**Problem description**
Would you please copy each line of the data in which the string "STANDARD" occurs?

**Entries from a dataset of interfaces**
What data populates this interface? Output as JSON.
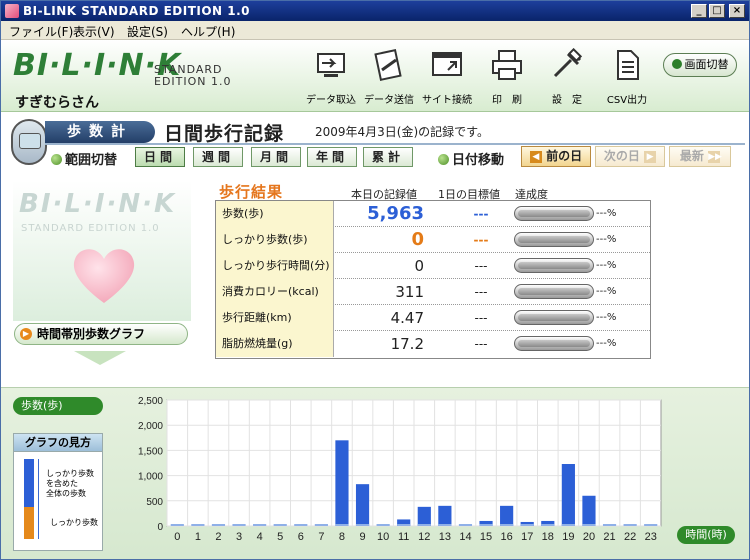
{
  "window": {
    "title": "BI-LINK STANDARD EDITION 1.0",
    "minimize": "_",
    "maximize": "□",
    "close": "×"
  },
  "menu": [
    "ファイル(F)",
    "表示(V)",
    "設定(S)",
    "ヘルプ(H)"
  ],
  "header": {
    "logo": "BI·L·I·N·K",
    "logo_sub_1": "STANDARD",
    "logo_sub_2": "EDITION 1.0",
    "username": "すぎむらさん",
    "tools": [
      {
        "label": "データ取込",
        "icon": "data-import-icon"
      },
      {
        "label": "データ送信",
        "icon": "data-send-icon"
      },
      {
        "label": "サイト接続",
        "icon": "site-connect-icon"
      },
      {
        "label": "印　刷",
        "icon": "printer-icon"
      },
      {
        "label": "設　定",
        "icon": "settings-icon"
      },
      {
        "label": "CSV出力",
        "icon": "csv-export-icon"
      }
    ],
    "switch_screen": "画面切替"
  },
  "nav": {
    "section": "歩数計",
    "page_title": "日間歩行記録",
    "record_date": "2009年4月3日(金)の記録です。",
    "range_label": "範囲切替",
    "range_tabs": [
      "日間",
      "週間",
      "月間",
      "年間",
      "累計"
    ],
    "range_active": 0,
    "date_move_label": "日付移動",
    "prev_day": "前の日",
    "next_day": "次の日",
    "latest": "最新"
  },
  "results": {
    "title": "歩行結果",
    "col_today": "本日の記録値",
    "col_goal": "1日の目標値",
    "col_rate": "達成度",
    "rows": [
      {
        "label": "歩数(歩)",
        "value": "5,963",
        "goal": "---",
        "rate": "---%"
      },
      {
        "label": "しっかり歩数(歩)",
        "value": "0",
        "goal": "---",
        "rate": "---%"
      },
      {
        "label": "しっかり歩行時間(分)",
        "value": "0",
        "goal": "---",
        "rate": "---%"
      },
      {
        "label": "消費カロリー(kcal)",
        "value": "311",
        "goal": "---",
        "rate": "---%"
      },
      {
        "label": "歩行距離(km)",
        "value": "4.47",
        "goal": "---",
        "rate": "---%"
      },
      {
        "label": "脂肪燃焼量(g)",
        "value": "17.2",
        "goal": "---",
        "rate": "---%"
      }
    ],
    "art_logo": "BI·L·I·N·K",
    "art_sub": "STANDARD EDITION 1.0",
    "hourly_button": "時間帯別歩数グラフ"
  },
  "bottom": {
    "steps_label": "歩数(歩)",
    "howto_title": "グラフの見方",
    "howto_text_1": "しっかり歩数\nを含めた\n全体の歩数",
    "howto_text_2": "しっかり歩数",
    "time_label": "時間(時)"
  },
  "colors": {
    "bar_blue": "#2c5fd6",
    "strong_orange": "#e5891b",
    "accent_green": "#2f8a2a"
  },
  "chart_data": {
    "type": "bar",
    "categories": [
      "0",
      "1",
      "2",
      "3",
      "4",
      "5",
      "6",
      "7",
      "8",
      "9",
      "10",
      "11",
      "12",
      "13",
      "14",
      "15",
      "16",
      "17",
      "18",
      "19",
      "20",
      "21",
      "22",
      "23"
    ],
    "series": [
      {
        "values": [
          0,
          0,
          0,
          0,
          0,
          0,
          0,
          0,
          1700,
          830,
          0,
          130,
          380,
          400,
          0,
          100,
          400,
          80,
          100,
          1230,
          600,
          0,
          0,
          0
        ]
      }
    ],
    "ylim": [
      0,
      2500
    ],
    "yticks": [
      "0",
      "500",
      "1,000",
      "1,500",
      "2,000",
      "2,500"
    ],
    "grid": true
  }
}
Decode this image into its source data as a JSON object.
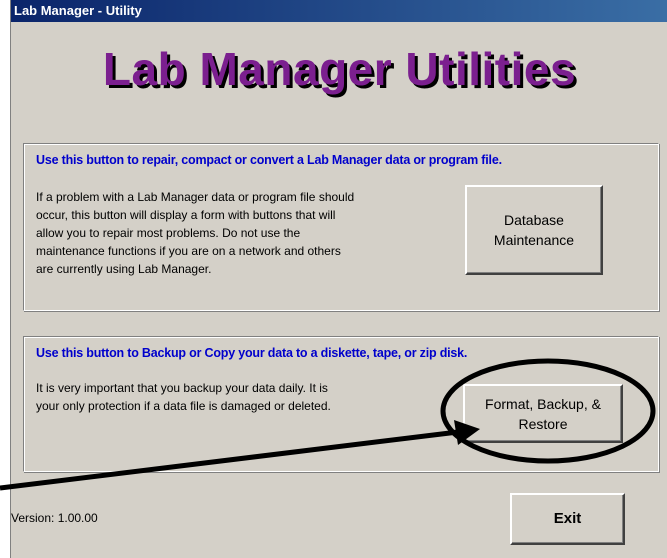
{
  "window": {
    "title": "Lab Manager - Utility"
  },
  "header": {
    "title": "Lab Manager Utilities"
  },
  "sections": [
    {
      "heading": "Use this button to repair, compact or convert a Lab Manager data or program file.",
      "body": "If a problem with a Lab Manager data or program file should\noccur, this button will display a form with buttons that will\nallow you to repair most problems.  Do not use the\nmaintenance functions if you are on a network and others\nare currently using Lab Manager.",
      "button_label": "Database\nMaintenance"
    },
    {
      "heading": "Use this button to Backup or Copy your data to a diskette, tape, or zip disk.",
      "body": "It is very important that you backup your data daily.  It is\nyour only protection if a data file is damaged or deleted.",
      "button_label": "Format, Backup, &\nRestore"
    }
  ],
  "footer": {
    "version": "Version: 1.00.00",
    "exit_label": "Exit"
  },
  "colors": {
    "title_purple": "#7b1f8f",
    "heading_blue": "#0000cc",
    "window_bg": "#d4d0c8",
    "annotation": "#000000"
  },
  "annotation": {
    "icon": "arrow-and-ellipse-highlight"
  }
}
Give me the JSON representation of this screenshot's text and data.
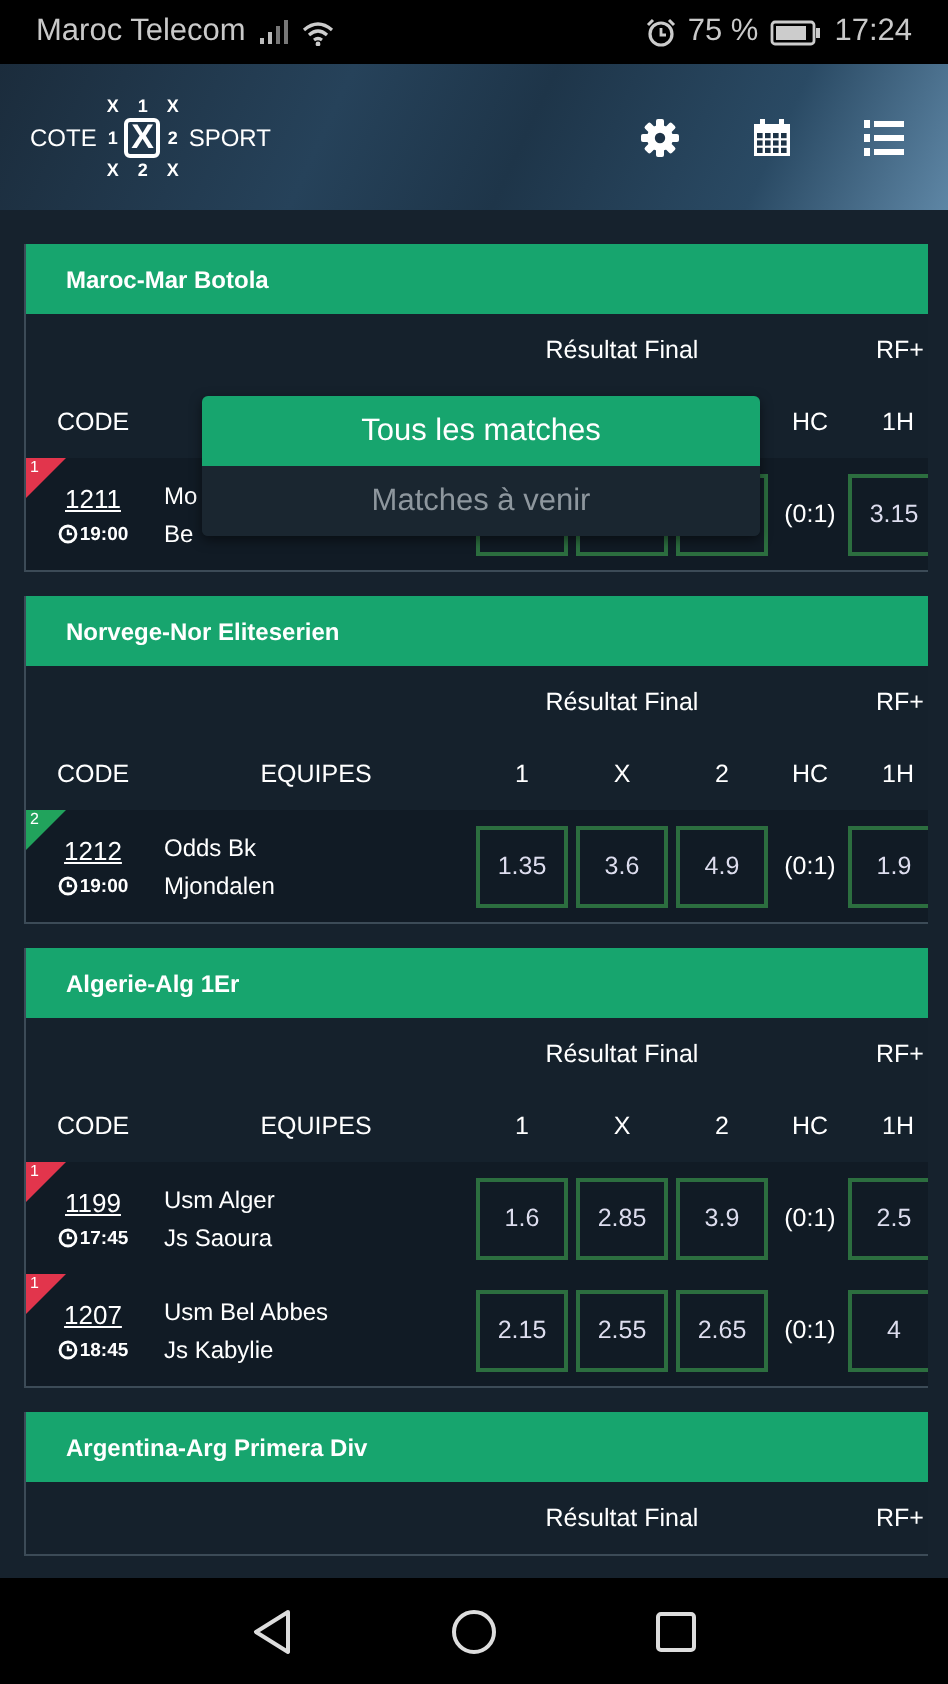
{
  "status_bar": {
    "carrier": "Maroc Telecom",
    "battery_text": "75 %",
    "time": "17:24"
  },
  "header": {
    "logo": {
      "left": "COTE",
      "right": "SPORT",
      "grid": [
        "X",
        "1",
        "X",
        "1",
        "X",
        "2",
        "X",
        "2",
        "X"
      ]
    }
  },
  "leagues": [
    {
      "name": "Maroc-Mar Botola",
      "group_labels": [
        "Résultat Final",
        "RF+"
      ],
      "columns": {
        "code": "CODE",
        "hc": "HC",
        "h1": "1H"
      },
      "matches": [
        {
          "rank": "1",
          "color": "#e2354c",
          "code": "1211",
          "time": "19:00",
          "teams": [
            "Mo",
            "Be"
          ],
          "hc": "(0:1)",
          "h1": "3.15"
        }
      ]
    },
    {
      "name": "Norvege-Nor Eliteserien",
      "group_labels": [
        "Résultat Final",
        "RF+"
      ],
      "columns": {
        "code": "CODE",
        "teams": "EQUIPES",
        "c1": "1",
        "cx": "X",
        "c2": "2",
        "hc": "HC",
        "h1": "1H"
      },
      "matches": [
        {
          "rank": "2",
          "color": "#21a35c",
          "code": "1212",
          "time": "19:00",
          "teams": [
            "Odds Bk",
            "Mjondalen"
          ],
          "odds": [
            "1.35",
            "3.6",
            "4.9"
          ],
          "hc": "(0:1)",
          "h1": "1.9"
        }
      ]
    },
    {
      "name": "Algerie-Alg 1Er",
      "group_labels": [
        "Résultat Final",
        "RF+"
      ],
      "columns": {
        "code": "CODE",
        "teams": "EQUIPES",
        "c1": "1",
        "cx": "X",
        "c2": "2",
        "hc": "HC",
        "h1": "1H"
      },
      "matches": [
        {
          "rank": "1",
          "color": "#e2354c",
          "code": "1199",
          "time": "17:45",
          "teams": [
            "Usm Alger",
            "Js Saoura"
          ],
          "odds": [
            "1.6",
            "2.85",
            "3.9"
          ],
          "hc": "(0:1)",
          "h1": "2.5"
        },
        {
          "rank": "1",
          "color": "#e2354c",
          "code": "1207",
          "time": "18:45",
          "teams": [
            "Usm Bel Abbes",
            "Js Kabylie"
          ],
          "odds": [
            "2.15",
            "2.55",
            "2.65"
          ],
          "hc": "(0:1)",
          "h1": "4"
        }
      ]
    },
    {
      "name": "Argentina-Arg Primera Div",
      "group_labels": [
        "Résultat Final",
        "RF+"
      ]
    }
  ],
  "filter_menu": [
    {
      "label": "Tous les matches",
      "selected": true
    },
    {
      "label": "Matches à venir",
      "selected": false
    }
  ]
}
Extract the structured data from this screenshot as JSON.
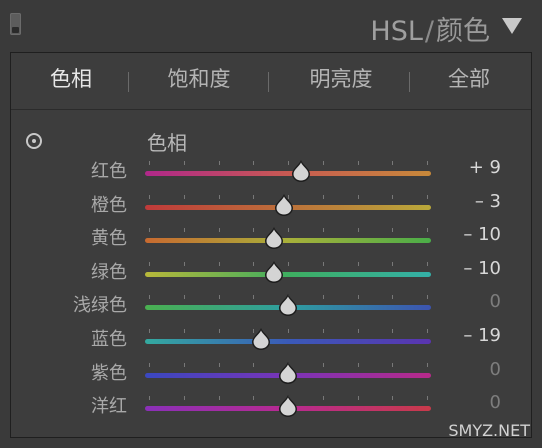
{
  "header": {
    "title_hsl": "HSL",
    "title_sep": "/",
    "title_color": "颜色"
  },
  "tabs": [
    {
      "label": "色相",
      "active": true
    },
    {
      "label": "饱和度",
      "active": false
    },
    {
      "label": "明亮度",
      "active": false
    },
    {
      "label": "全部",
      "active": false
    }
  ],
  "section": {
    "label": "色相"
  },
  "sliders": [
    {
      "label": "红色",
      "value_text": "+ 9",
      "value": 9,
      "gradient": [
        "#b0288a",
        "#c85a52",
        "#c8893a"
      ]
    },
    {
      "label": "橙色",
      "value_text": "– 3",
      "value": -3,
      "gradient": [
        "#c03a3a",
        "#b9a83a"
      ]
    },
    {
      "label": "黄色",
      "value_text": "– 10",
      "value": -10,
      "gradient": [
        "#c86a30",
        "#a8b03a",
        "#4aae48"
      ]
    },
    {
      "label": "绿色",
      "value_text": "– 10",
      "value": -10,
      "gradient": [
        "#b8b83a",
        "#3eae60",
        "#34b0a8"
      ]
    },
    {
      "label": "浅绿色",
      "value_text": "0",
      "value": 0,
      "gradient": [
        "#4ab050",
        "#2e9ea0",
        "#3c54b0"
      ]
    },
    {
      "label": "蓝色",
      "value_text": "– 19",
      "value": -19,
      "gradient": [
        "#34aaa0",
        "#3a5ab8",
        "#5a34b0"
      ]
    },
    {
      "label": "紫色",
      "value_text": "0",
      "value": 0,
      "gradient": [
        "#3a48c0",
        "#7a34b8",
        "#b82a8a"
      ]
    },
    {
      "label": "洋红",
      "value_text": "0",
      "value": 0,
      "gradient": [
        "#8a30b8",
        "#b82a90",
        "#c83a4a"
      ]
    }
  ],
  "slider_range": [
    -100,
    100
  ],
  "watermark": "SMYZ.NET"
}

**Written reply**
    "title": "BI-LINK STANDARD EDITION 1.0",
    "logo_sub_1": "STANDARD",
    "art_sub": "STANDARD EDITION 1.0",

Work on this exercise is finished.